● Work order: Every line holding the string "title" is to be copied from the entries below.

● Data shown:
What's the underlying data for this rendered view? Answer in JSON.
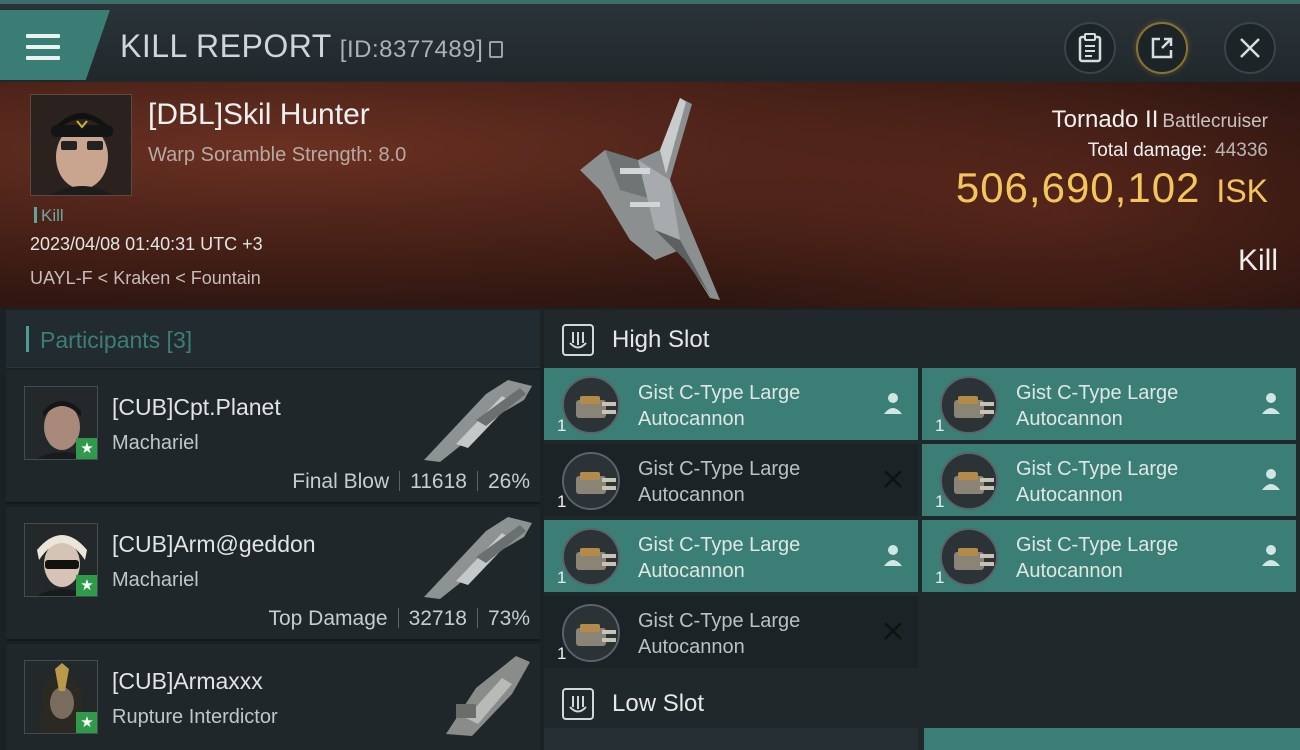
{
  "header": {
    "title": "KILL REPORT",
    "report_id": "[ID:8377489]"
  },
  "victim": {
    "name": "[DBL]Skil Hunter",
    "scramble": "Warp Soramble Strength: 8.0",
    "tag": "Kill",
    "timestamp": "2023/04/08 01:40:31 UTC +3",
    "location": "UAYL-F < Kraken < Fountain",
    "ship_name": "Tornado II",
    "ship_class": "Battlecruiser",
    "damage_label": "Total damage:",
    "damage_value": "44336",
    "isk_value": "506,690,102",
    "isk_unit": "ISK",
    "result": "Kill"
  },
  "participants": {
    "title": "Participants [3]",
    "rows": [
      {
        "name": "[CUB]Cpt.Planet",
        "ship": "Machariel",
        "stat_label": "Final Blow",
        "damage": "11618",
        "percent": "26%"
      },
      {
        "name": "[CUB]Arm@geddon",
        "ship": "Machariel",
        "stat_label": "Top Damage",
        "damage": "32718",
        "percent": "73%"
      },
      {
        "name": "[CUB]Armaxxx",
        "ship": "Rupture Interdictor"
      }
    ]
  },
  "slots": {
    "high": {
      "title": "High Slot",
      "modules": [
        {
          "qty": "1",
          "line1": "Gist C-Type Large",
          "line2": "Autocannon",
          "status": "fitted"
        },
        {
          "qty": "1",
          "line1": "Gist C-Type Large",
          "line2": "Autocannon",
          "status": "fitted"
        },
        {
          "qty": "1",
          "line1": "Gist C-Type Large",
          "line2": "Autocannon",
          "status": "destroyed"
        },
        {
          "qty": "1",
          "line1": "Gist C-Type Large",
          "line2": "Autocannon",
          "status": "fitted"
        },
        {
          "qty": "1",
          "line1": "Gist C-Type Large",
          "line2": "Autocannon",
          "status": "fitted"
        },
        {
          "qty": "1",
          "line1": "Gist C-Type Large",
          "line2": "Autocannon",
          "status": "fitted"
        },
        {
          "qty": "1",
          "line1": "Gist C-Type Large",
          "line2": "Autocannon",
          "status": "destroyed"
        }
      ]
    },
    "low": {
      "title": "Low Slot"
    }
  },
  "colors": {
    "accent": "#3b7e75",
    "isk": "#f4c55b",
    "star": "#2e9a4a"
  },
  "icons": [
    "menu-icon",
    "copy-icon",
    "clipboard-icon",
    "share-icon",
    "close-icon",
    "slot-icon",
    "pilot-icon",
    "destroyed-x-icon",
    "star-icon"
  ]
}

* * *

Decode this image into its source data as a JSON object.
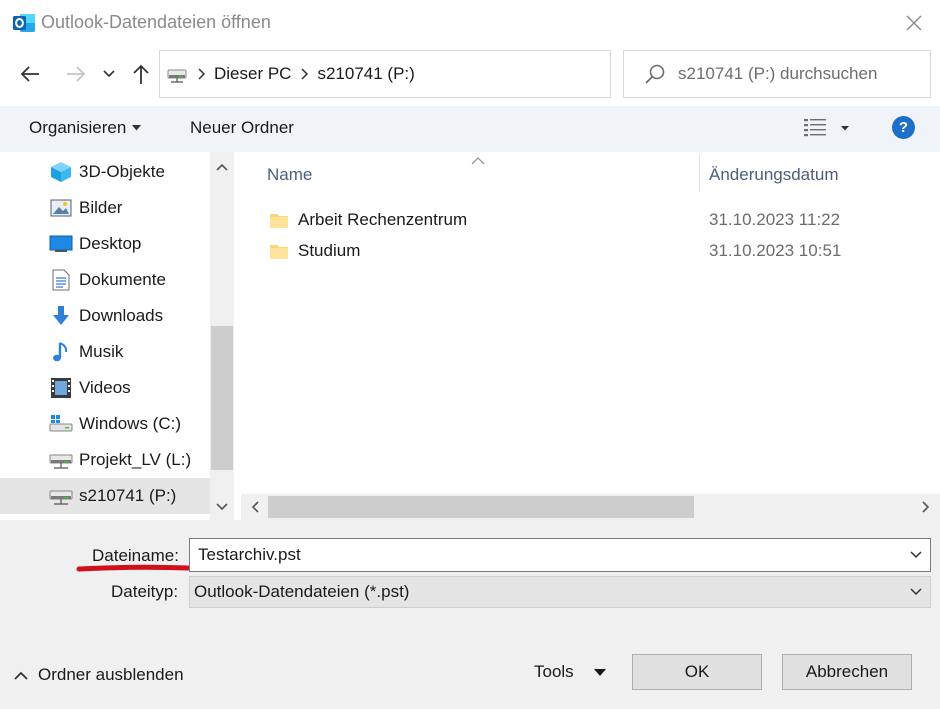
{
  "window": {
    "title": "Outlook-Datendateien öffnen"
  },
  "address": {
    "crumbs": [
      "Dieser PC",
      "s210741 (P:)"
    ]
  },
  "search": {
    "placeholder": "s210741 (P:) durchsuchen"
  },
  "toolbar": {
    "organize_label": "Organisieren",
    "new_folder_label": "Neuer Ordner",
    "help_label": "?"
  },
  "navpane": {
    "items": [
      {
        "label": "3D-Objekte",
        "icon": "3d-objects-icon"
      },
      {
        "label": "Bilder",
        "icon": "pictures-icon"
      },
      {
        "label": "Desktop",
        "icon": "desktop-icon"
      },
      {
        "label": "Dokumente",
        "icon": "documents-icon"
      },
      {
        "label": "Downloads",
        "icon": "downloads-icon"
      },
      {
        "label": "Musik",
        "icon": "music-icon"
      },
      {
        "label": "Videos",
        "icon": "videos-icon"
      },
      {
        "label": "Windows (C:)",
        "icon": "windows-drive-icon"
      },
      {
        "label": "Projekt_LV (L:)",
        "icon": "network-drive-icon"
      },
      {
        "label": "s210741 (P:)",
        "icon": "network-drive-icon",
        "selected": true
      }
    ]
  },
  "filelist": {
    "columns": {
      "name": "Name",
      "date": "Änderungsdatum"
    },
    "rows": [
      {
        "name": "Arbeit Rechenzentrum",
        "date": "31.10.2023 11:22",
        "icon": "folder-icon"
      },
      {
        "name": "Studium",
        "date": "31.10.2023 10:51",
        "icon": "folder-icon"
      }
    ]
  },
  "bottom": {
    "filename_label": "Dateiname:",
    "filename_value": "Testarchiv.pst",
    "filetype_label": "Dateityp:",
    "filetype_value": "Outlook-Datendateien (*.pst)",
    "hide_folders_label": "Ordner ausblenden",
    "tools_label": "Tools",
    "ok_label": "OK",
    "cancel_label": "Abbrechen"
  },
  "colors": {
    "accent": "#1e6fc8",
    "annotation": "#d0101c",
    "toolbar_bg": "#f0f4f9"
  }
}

● Task result:
    "title": "KILL REPORT",
    "title": "Participants [3]",
      "title": "High Slot",
      "title": "Low Slot"
    "title": "Outlook-Datendateien öffnen"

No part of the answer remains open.